Oklahoma State Cowboys quarterback Brandon Weeden is coming off a record-setting season which put him in the Heisman conversation and elevated his NFL draft stock to surprising heights.
But there’s one problem. He’s 28 years old.
In a younger man’s body, Weeden’s talents may have earned him a late 1st-round grade from some scouts, but draft prospects – especially quarterbacks – are graded as much on their current ability, as their potential to improve. And just how much room for improvement is left in a 28 year old?
Where Weeden should be drafted will be an interesting debate to follow in the upcoming months. In 2011, 19 different quarterbacks younger than Weeden started at least five games in the NFL, many of whom could be acquired at a relatively cheap price this offseason. Alex Smith (unrestricted free agent) may be the most highly sought after, but will likely re-sign with San Francisco. Others, such as T.J. Yates, John Skelton or perhaps even Mark Sanchez could be available on the trade market.
And this list doesn’t even include others such as Chad Henne and Matt Flynn, both unrestricted free agents, who could be given an opportunity as starters elsewhere in 2012.
So who would you rather have, an unproven Brandon Weeden or a player roughly the same age who is, to some extent, a proven commodity?
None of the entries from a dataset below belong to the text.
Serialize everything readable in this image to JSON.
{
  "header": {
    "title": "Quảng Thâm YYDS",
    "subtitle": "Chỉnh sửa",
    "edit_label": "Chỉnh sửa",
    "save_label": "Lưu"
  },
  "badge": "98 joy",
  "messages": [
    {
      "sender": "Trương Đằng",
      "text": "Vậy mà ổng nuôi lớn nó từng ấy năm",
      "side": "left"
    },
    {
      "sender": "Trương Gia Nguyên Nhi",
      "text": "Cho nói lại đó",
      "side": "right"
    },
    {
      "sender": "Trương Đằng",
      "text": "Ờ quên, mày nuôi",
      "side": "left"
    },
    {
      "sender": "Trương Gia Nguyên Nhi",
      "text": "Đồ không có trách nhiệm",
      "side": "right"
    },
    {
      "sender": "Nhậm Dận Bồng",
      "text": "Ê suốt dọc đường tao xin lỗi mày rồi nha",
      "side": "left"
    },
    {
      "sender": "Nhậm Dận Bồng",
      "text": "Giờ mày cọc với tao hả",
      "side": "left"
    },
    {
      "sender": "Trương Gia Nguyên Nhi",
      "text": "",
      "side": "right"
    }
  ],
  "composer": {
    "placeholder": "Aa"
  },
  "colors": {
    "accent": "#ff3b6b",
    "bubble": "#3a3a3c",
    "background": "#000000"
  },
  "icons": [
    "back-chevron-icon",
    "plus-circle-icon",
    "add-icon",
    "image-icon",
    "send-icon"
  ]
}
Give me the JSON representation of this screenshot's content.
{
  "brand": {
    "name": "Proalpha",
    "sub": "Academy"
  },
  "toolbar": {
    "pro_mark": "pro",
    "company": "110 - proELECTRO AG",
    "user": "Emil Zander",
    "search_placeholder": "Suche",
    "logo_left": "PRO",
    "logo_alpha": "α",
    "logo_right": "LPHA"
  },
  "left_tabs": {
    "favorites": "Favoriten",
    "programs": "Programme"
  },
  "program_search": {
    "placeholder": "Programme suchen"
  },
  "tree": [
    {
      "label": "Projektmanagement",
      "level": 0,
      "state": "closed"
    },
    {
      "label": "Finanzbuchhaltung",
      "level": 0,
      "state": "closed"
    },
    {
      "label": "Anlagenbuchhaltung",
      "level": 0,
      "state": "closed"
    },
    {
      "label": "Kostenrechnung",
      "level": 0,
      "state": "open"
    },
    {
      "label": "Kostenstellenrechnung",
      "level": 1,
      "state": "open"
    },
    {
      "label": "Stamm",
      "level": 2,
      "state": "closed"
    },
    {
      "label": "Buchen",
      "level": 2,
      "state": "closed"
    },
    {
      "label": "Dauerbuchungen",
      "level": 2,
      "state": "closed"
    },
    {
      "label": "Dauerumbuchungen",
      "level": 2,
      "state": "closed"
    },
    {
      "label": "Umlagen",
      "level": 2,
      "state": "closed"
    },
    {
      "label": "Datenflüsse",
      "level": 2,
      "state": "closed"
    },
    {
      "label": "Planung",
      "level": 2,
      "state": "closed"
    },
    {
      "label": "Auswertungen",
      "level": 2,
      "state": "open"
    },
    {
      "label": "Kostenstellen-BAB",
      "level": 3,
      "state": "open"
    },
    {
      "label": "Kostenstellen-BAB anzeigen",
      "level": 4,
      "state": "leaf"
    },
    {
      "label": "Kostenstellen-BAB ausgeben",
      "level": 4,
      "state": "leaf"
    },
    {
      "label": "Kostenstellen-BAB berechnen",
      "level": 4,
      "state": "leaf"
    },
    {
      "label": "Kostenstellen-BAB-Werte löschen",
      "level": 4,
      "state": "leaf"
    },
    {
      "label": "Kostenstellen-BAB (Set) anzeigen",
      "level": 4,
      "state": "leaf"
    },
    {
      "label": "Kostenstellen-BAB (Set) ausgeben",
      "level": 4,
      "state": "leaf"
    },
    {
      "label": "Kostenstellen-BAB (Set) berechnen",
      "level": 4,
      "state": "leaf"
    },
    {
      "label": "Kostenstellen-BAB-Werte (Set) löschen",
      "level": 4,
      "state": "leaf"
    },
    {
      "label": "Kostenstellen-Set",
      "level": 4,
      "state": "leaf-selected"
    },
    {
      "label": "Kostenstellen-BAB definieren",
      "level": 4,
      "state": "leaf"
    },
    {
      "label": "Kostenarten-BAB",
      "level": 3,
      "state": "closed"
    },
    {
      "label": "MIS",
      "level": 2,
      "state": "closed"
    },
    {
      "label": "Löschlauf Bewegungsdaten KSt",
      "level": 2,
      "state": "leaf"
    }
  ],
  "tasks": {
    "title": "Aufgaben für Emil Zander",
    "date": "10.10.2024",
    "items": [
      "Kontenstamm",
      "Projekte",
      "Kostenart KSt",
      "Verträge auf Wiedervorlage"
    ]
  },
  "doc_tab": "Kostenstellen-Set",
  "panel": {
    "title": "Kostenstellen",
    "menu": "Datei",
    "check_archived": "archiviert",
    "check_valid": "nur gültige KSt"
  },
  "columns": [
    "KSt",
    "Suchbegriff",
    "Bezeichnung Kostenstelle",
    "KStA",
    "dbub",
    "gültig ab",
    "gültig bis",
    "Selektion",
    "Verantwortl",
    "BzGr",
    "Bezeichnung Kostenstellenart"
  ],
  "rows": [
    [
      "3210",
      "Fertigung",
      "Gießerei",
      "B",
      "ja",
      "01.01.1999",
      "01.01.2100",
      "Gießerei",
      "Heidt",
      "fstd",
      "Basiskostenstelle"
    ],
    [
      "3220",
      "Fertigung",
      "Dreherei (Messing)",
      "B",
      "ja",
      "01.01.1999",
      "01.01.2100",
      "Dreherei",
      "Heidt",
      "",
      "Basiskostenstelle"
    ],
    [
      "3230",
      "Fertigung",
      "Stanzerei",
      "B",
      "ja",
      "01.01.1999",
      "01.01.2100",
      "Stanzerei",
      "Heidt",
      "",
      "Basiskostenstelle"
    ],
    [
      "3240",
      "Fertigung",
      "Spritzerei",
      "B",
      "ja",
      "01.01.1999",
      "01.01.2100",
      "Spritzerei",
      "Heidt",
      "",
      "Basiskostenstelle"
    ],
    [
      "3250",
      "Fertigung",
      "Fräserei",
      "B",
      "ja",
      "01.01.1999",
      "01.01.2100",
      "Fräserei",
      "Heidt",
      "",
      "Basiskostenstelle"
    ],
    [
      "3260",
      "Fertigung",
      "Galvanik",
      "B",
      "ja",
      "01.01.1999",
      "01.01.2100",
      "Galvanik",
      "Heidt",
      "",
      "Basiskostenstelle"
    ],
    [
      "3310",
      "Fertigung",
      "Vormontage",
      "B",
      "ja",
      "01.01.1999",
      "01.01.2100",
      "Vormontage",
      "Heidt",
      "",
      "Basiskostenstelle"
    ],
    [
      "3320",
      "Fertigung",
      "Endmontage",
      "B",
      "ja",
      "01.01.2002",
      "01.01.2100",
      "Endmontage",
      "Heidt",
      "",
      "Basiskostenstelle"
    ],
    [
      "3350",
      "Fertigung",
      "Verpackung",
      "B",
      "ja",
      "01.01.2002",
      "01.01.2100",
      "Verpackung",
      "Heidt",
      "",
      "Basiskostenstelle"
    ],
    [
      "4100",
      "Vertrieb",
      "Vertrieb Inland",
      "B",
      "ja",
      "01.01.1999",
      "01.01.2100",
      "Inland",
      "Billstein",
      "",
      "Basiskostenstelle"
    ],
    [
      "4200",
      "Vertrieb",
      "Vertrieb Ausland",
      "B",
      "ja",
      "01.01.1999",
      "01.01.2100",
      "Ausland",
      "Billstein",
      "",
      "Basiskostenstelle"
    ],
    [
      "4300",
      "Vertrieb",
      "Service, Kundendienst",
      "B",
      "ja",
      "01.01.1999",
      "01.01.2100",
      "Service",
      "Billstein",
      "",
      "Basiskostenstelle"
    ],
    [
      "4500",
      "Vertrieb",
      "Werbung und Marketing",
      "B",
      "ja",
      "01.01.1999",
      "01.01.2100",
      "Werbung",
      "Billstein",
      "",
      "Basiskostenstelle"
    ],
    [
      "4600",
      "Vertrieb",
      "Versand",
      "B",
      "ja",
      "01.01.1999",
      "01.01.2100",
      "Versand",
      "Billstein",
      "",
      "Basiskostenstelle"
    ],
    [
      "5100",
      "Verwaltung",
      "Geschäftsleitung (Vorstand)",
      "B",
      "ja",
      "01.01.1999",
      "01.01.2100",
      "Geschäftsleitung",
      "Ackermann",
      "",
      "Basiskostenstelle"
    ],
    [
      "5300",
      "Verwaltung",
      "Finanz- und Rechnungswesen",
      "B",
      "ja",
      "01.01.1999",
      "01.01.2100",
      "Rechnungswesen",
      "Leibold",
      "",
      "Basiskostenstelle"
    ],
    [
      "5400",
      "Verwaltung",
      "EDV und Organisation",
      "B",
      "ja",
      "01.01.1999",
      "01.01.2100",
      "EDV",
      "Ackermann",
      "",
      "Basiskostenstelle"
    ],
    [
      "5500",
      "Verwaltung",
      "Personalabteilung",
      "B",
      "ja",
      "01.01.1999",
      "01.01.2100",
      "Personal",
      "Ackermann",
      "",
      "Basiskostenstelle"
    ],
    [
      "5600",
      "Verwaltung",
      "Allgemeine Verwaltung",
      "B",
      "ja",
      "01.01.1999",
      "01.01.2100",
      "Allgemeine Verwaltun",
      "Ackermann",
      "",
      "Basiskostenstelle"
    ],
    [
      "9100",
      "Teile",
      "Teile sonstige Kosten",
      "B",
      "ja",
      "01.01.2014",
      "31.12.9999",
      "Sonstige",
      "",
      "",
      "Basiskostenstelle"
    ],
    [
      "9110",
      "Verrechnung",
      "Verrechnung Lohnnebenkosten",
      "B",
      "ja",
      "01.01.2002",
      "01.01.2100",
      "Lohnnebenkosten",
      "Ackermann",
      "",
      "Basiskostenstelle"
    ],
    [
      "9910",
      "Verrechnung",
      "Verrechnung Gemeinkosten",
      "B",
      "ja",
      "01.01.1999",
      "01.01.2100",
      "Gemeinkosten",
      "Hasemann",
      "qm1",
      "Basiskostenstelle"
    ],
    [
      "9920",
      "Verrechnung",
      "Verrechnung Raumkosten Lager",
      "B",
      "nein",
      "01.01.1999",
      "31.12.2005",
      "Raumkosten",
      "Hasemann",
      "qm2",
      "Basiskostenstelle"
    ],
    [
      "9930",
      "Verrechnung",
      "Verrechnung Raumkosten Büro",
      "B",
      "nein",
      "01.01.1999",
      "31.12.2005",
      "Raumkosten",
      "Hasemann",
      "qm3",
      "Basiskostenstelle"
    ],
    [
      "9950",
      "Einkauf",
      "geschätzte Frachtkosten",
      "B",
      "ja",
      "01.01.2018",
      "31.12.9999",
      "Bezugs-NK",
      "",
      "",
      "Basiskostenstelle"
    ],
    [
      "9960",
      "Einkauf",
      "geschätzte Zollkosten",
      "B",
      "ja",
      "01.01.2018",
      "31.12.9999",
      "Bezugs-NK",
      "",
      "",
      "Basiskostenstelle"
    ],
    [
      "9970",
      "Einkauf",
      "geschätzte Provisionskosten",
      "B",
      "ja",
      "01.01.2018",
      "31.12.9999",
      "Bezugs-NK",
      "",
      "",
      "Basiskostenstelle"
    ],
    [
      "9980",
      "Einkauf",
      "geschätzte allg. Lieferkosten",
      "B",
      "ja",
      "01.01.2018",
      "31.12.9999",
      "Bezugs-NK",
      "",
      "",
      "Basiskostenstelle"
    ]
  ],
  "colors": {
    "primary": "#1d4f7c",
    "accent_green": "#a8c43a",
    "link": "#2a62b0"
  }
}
While some teams may prefer Weeden, unfortunately he has little value to anyone not interested in his services as a starter. As a 28-year-old rookie, his value as a developmental prospect is limited. If you don’t envision him helping your team within the next three years, why spend a pick on Weeden, when you could spend a similar pick on a prospect with more long-term upside such as Brock Osweiler or B.J. Coleman?